Assignment:
What you return should be the full listing, word for word, without a single image.

Supplied records:
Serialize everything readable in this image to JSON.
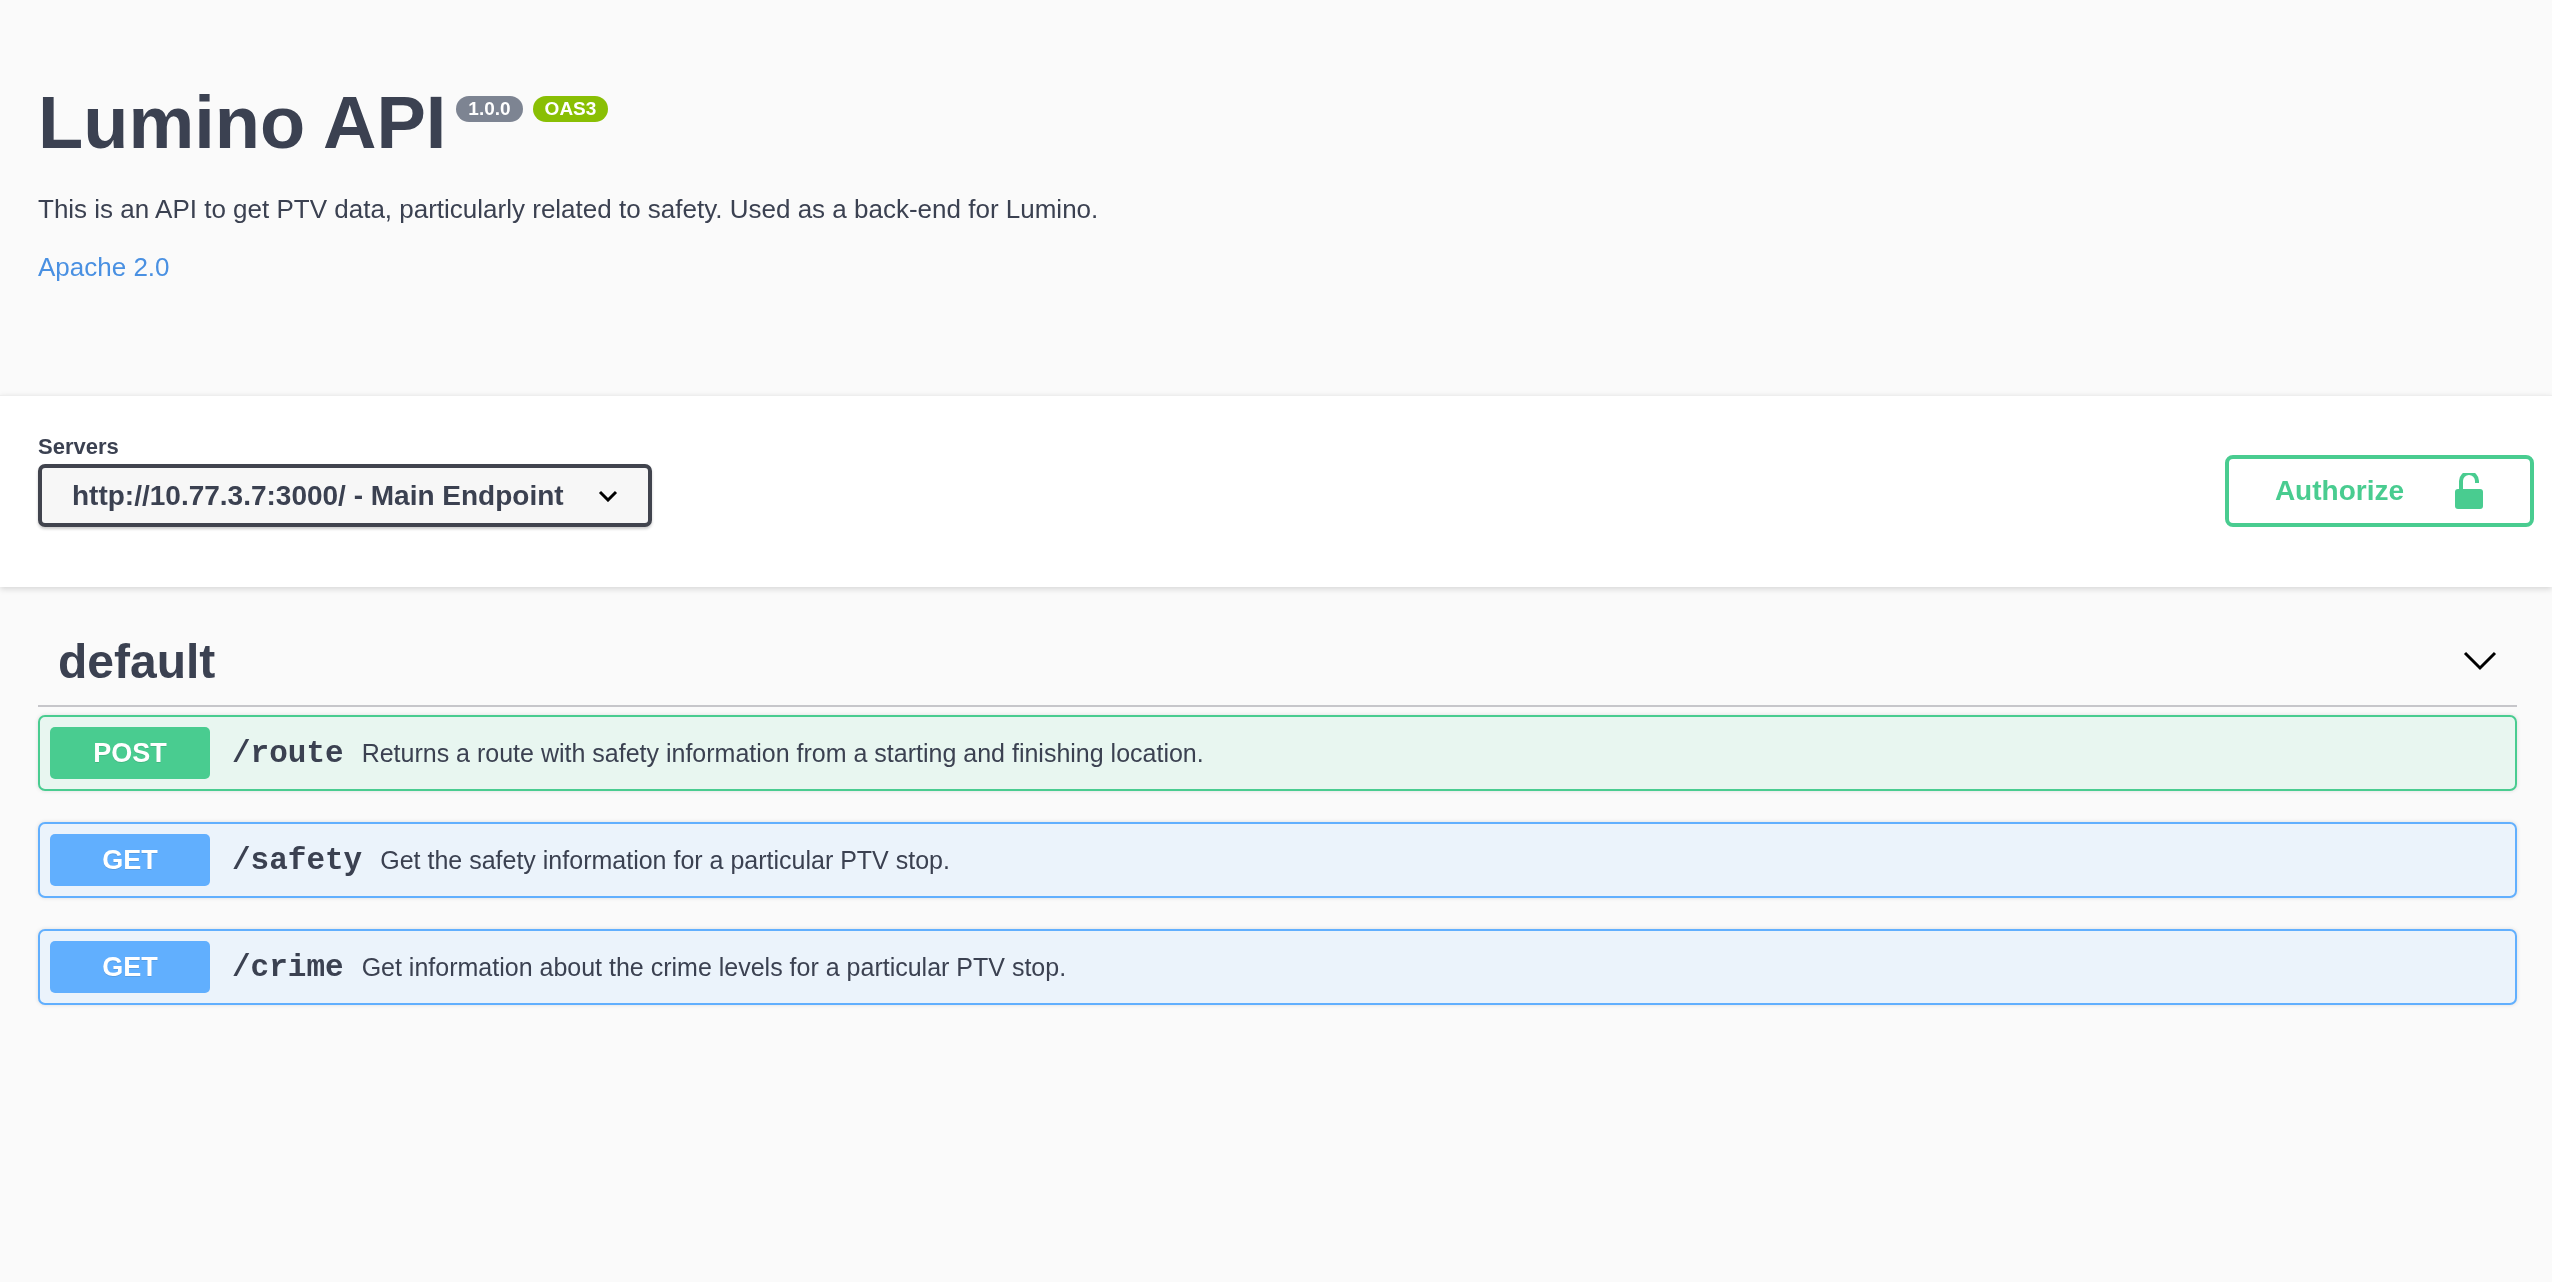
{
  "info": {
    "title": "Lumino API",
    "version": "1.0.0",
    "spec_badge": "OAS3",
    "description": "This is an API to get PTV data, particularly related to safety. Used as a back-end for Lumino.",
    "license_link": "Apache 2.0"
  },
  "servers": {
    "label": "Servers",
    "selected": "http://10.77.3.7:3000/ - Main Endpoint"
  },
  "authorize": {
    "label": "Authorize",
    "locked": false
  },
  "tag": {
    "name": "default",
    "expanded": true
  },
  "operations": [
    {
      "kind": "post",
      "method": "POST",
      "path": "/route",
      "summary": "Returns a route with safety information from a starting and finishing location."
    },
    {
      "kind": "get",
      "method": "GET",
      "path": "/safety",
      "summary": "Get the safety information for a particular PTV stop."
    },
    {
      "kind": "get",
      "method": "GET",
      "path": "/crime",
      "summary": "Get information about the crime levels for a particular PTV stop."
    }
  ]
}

Response to the task:
Serialize everything readable in this image to JSON.
{
  "info": {
    "title": "Lumino API",
    "version": "1.0.0",
    "spec_badge": "OAS3",
    "description": "This is an API to get PTV data, particularly related to safety. Used as a back-end for Lumino.",
    "license_link": "Apache 2.0"
  },
  "servers": {
    "label": "Servers",
    "selected": "http://10.77.3.7:3000/ - Main Endpoint"
  },
  "authorize": {
    "label": "Authorize",
    "locked": false
  },
  "tag": {
    "name": "default",
    "expanded": true
  },
  "operations": [
    {
      "kind": "post",
      "method": "POST",
      "path": "/route",
      "summary": "Returns a route with safety information from a starting and finishing location."
    },
    {
      "kind": "get",
      "method": "GET",
      "path": "/safety",
      "summary": "Get the safety information for a particular PTV stop."
    },
    {
      "kind": "get",
      "method": "GET",
      "path": "/crime",
      "summary": "Get information about the crime levels for a particular PTV stop."
    }
  ]
}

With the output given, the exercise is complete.